PROBLEM
Identify and pull out each line of the entries in which "this" occurs.

====== THE DATA

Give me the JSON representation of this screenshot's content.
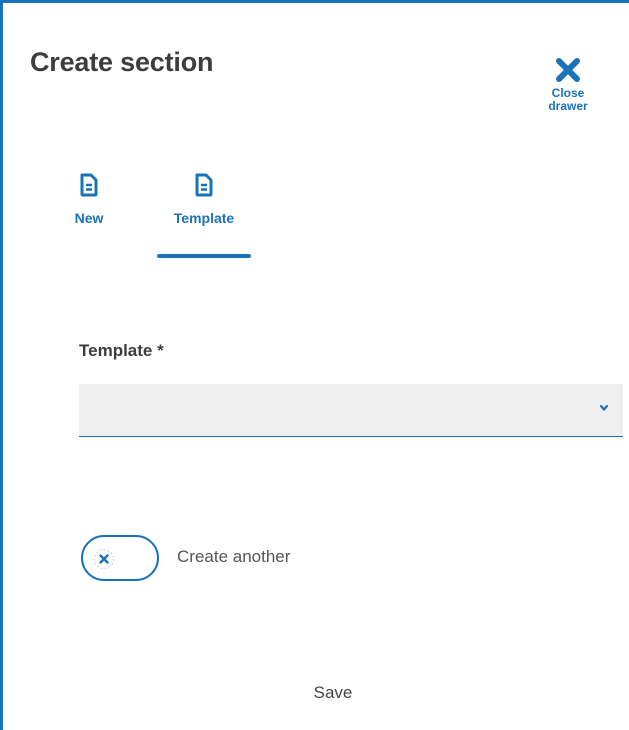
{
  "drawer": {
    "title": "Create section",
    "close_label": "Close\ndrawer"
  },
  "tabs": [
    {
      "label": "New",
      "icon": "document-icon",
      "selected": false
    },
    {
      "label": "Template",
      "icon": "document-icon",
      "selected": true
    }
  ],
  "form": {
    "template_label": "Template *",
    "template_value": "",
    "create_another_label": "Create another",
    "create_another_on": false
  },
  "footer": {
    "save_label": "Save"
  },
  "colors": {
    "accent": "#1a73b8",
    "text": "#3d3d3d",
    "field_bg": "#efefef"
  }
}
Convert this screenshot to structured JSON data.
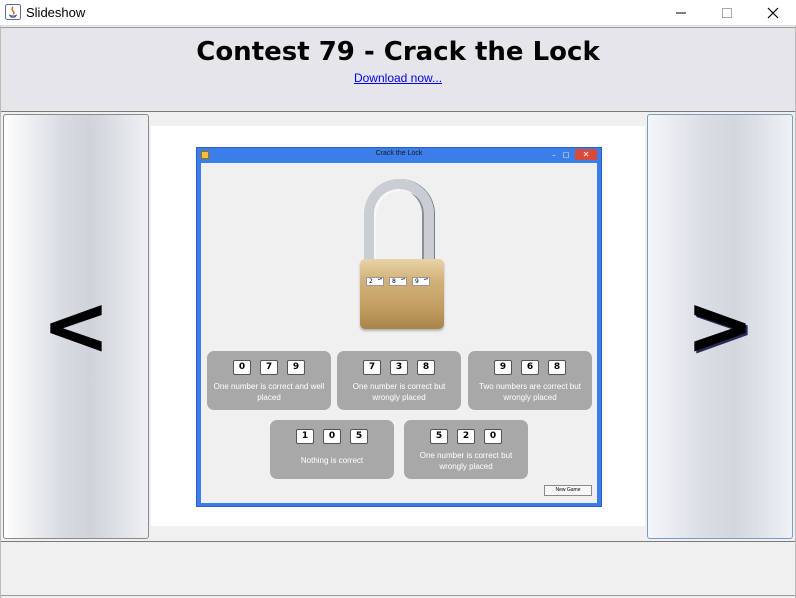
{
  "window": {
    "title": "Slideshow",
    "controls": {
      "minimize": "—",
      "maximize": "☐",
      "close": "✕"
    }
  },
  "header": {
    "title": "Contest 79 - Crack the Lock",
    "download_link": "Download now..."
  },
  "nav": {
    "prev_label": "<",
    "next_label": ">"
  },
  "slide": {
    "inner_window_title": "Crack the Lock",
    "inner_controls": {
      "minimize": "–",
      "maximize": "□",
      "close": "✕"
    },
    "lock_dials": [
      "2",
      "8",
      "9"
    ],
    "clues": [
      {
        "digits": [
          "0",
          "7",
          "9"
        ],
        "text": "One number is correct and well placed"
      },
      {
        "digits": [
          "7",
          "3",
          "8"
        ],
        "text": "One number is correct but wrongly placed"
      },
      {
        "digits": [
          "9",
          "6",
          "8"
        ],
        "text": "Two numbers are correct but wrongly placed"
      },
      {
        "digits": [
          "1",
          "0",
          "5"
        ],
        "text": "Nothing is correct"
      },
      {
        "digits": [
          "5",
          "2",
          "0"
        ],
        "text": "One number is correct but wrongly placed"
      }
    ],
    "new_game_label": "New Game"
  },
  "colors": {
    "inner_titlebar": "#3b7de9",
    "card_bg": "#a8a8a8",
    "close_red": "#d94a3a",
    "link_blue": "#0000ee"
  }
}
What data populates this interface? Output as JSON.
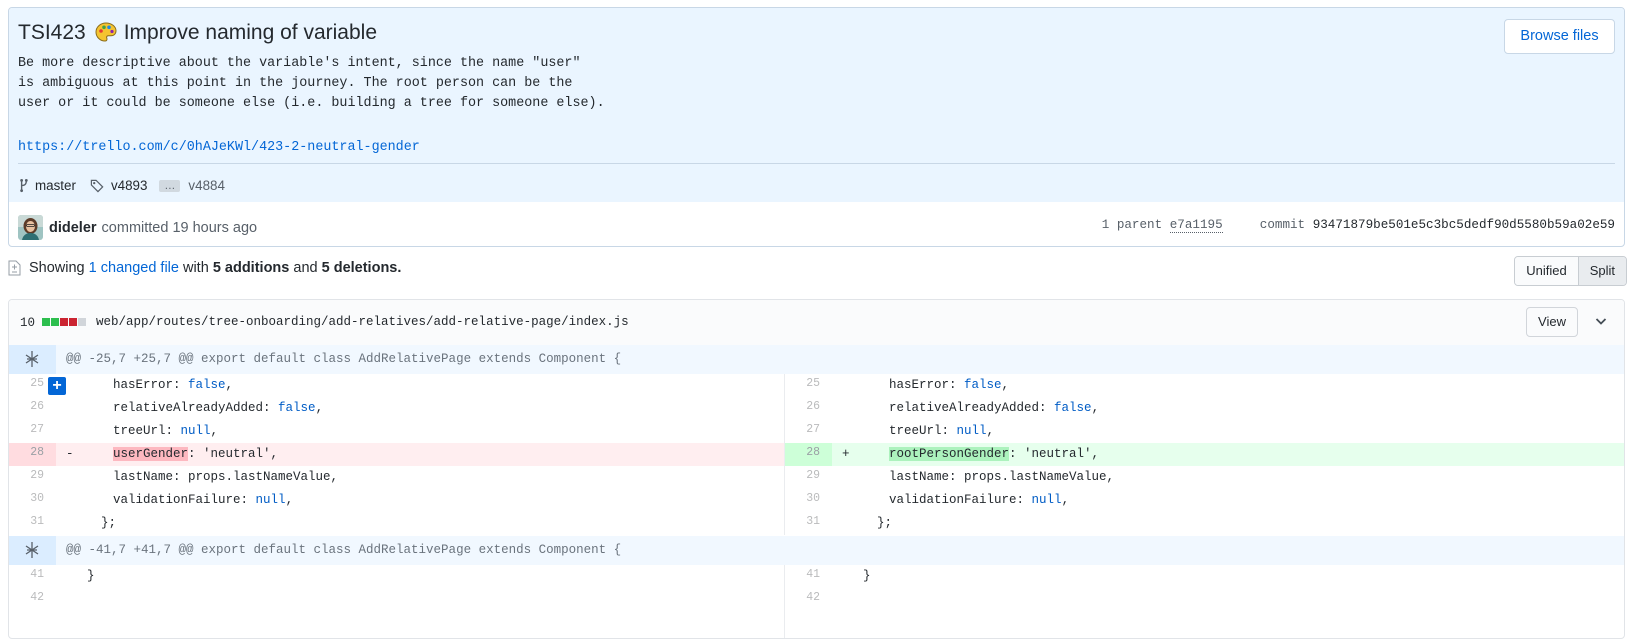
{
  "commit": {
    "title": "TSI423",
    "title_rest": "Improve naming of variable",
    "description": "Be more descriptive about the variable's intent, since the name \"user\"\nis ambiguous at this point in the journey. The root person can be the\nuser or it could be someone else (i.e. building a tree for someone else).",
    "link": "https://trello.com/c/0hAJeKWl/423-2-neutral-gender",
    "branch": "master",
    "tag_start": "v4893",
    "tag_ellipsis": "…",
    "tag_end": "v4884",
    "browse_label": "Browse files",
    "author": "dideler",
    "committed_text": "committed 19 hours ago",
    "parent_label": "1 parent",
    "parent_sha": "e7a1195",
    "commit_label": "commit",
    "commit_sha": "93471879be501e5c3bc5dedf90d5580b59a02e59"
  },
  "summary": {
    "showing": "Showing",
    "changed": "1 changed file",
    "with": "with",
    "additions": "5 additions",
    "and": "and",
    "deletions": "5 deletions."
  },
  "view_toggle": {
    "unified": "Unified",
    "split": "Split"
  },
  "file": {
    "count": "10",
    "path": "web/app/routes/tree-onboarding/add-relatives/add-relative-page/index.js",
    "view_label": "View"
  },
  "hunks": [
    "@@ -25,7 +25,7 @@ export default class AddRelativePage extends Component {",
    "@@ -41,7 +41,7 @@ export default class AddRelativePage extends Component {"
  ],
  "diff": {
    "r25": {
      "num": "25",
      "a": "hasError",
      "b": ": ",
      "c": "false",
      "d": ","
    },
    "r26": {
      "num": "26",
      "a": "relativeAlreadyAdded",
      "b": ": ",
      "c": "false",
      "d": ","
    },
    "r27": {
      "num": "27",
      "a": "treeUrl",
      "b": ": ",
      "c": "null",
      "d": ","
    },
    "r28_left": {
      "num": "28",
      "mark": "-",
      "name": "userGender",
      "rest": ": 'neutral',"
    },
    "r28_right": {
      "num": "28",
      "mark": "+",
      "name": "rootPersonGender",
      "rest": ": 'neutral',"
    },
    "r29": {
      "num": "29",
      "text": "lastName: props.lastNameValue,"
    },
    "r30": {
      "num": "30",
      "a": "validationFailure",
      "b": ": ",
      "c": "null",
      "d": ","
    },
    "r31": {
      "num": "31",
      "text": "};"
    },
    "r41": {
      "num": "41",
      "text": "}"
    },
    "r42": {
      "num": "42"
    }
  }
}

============

RESULT OF THE TASK
Give me the JSON representation of this screenshot's content.
Convert this screenshot to structured JSON data.
What data populates this interface? Output as JSON.
    "description": "Be more descriptive about the variable's intent, since the name \"user\"\nis ambiguous at this point in the journey. The root person can be the\nuser or it could be someone else (i.e. building a tree for someone else).",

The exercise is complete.